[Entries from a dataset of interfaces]
--------------------------------------------------

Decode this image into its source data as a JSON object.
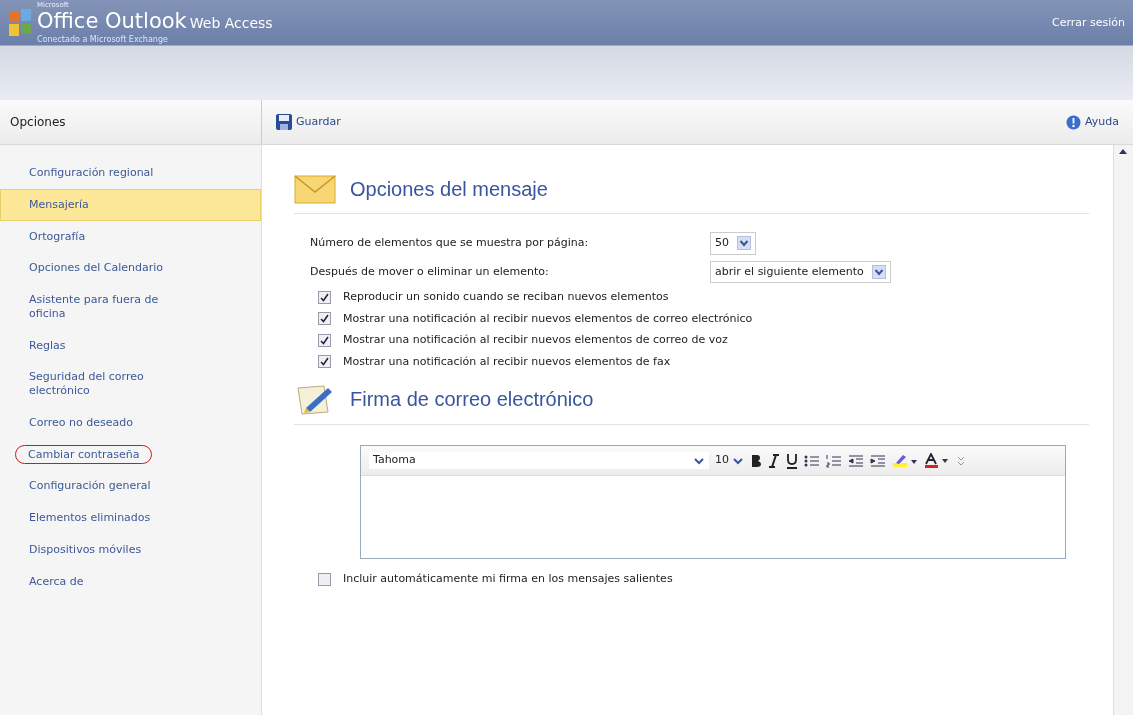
{
  "header": {
    "brand_small": "Microsoft",
    "brand_main": "Office Outlook",
    "brand_suffix": "Web Access",
    "subtitle": "Conectado a Microsoft Exchange",
    "logout": "Cerrar sesión"
  },
  "sidebar": {
    "title": "Opciones",
    "items": [
      {
        "label": "Configuración regional",
        "selected": false,
        "circled": false
      },
      {
        "label": "Mensajería",
        "selected": true,
        "circled": false
      },
      {
        "label": "Ortografía",
        "selected": false,
        "circled": false
      },
      {
        "label": "Opciones del Calendario",
        "selected": false,
        "circled": false
      },
      {
        "label": "Asistente para fuera de oficina",
        "selected": false,
        "circled": false
      },
      {
        "label": "Reglas",
        "selected": false,
        "circled": false
      },
      {
        "label": "Seguridad del correo electrónico",
        "selected": false,
        "circled": false
      },
      {
        "label": "Correo no deseado",
        "selected": false,
        "circled": false
      },
      {
        "label": "Cambiar contraseña",
        "selected": false,
        "circled": true
      },
      {
        "label": "Configuración general",
        "selected": false,
        "circled": false
      },
      {
        "label": "Elementos eliminados",
        "selected": false,
        "circled": false
      },
      {
        "label": "Dispositivos móviles",
        "selected": false,
        "circled": false
      },
      {
        "label": "Acerca de",
        "selected": false,
        "circled": false
      }
    ]
  },
  "toolbar": {
    "save": "Guardar",
    "help": "Ayuda"
  },
  "message_options": {
    "title": "Opciones del mensaje",
    "selects": [
      {
        "label": "Número de elementos que se muestra por página:",
        "value": "50"
      },
      {
        "label": "Después de mover o eliminar un elemento:",
        "value": "abrir el siguiente elemento"
      }
    ],
    "checkboxes": [
      {
        "label": "Reproducir un sonido cuando se reciban nuevos elementos",
        "checked": true
      },
      {
        "label": "Mostrar una notificación al recibir nuevos elementos de correo electrónico",
        "checked": true
      },
      {
        "label": "Mostrar una notificación al recibir nuevos elementos de correo de voz",
        "checked": true
      },
      {
        "label": "Mostrar una notificación al recibir nuevos elementos de fax",
        "checked": true
      }
    ]
  },
  "signature": {
    "title": "Firma de correo electrónico",
    "font": "Tahoma",
    "size": "10",
    "auto_include": {
      "label": "Incluir automáticamente mi firma en los mensajes salientes",
      "checked": false
    }
  }
}
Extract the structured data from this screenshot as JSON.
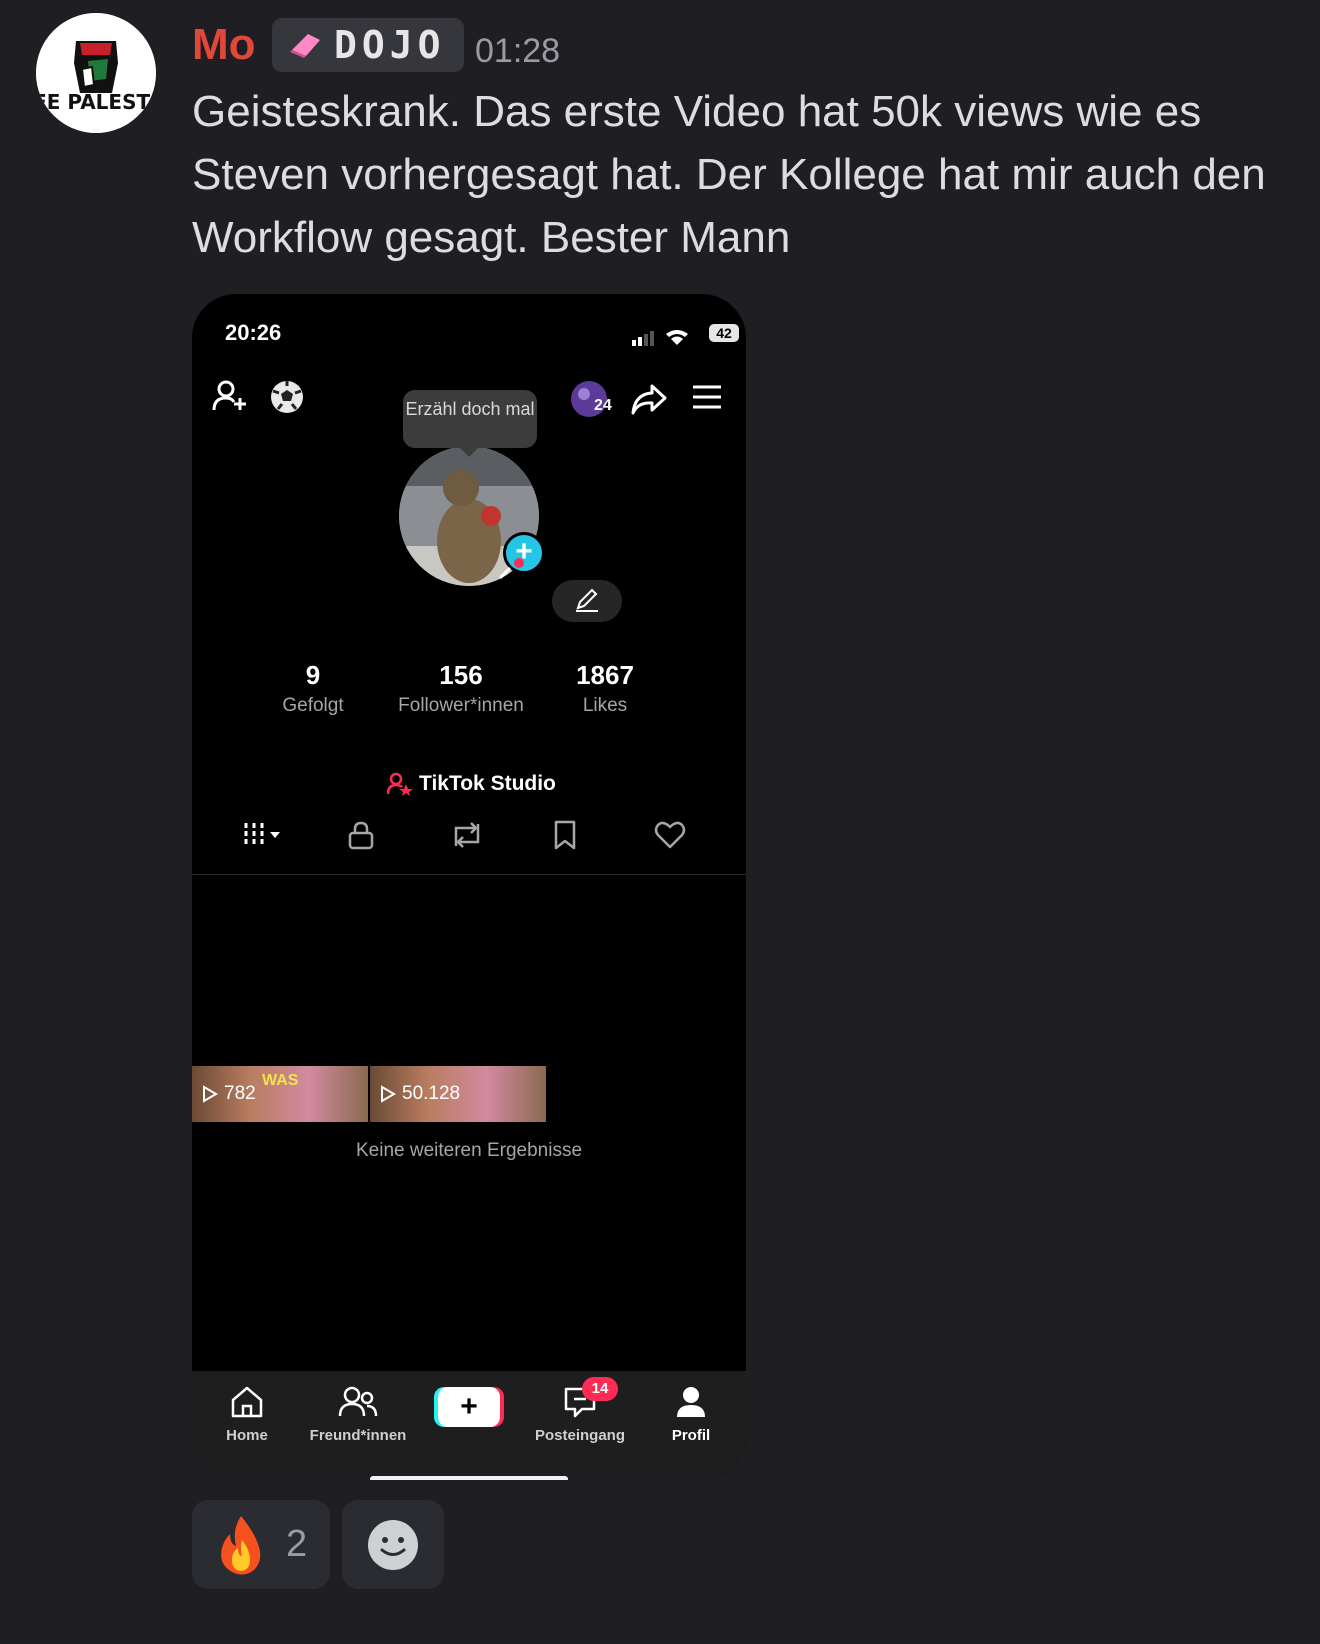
{
  "message": {
    "author": "Mo",
    "role_tag": "DOJO",
    "timestamp": "01:28",
    "text": "Geisteskrank. Das erste Video hat 50k views wie es Steven vorhergesagt hat. Der Kollege hat mir auch den Workflow gesagt. Bester Mann",
    "avatar_text": "FREE PALESTINE",
    "author_color": "#e1473a"
  },
  "phone": {
    "status_time": "20:26",
    "battery": "42",
    "coin_count": "24",
    "tooltip": "Erzähl doch mal",
    "stats": [
      {
        "value": "9",
        "label": "Gefolgt"
      },
      {
        "value": "156",
        "label": "Follower*innen"
      },
      {
        "value": "1867",
        "label": "Likes"
      }
    ],
    "studio_label": "TikTok Studio",
    "videos": [
      {
        "views": "782",
        "overlay": "WAS"
      },
      {
        "views": "50.128"
      }
    ],
    "no_more": "Keine weiteren Ergebnisse",
    "nav": {
      "home": "Home",
      "friends": "Freund*innen",
      "inbox": "Posteingang",
      "inbox_badge": "14",
      "profile": "Profil"
    },
    "accent": "#fe2c55"
  },
  "reactions": [
    {
      "emoji": "fire",
      "count": "2"
    },
    {
      "emoji": "add-reaction"
    }
  ]
}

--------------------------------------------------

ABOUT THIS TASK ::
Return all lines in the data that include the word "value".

REPLY ::
        "value": "50"
        "value": "abrir el siguiente elemento"
        "value": "9",
        "value": "156",
        "value": "1867",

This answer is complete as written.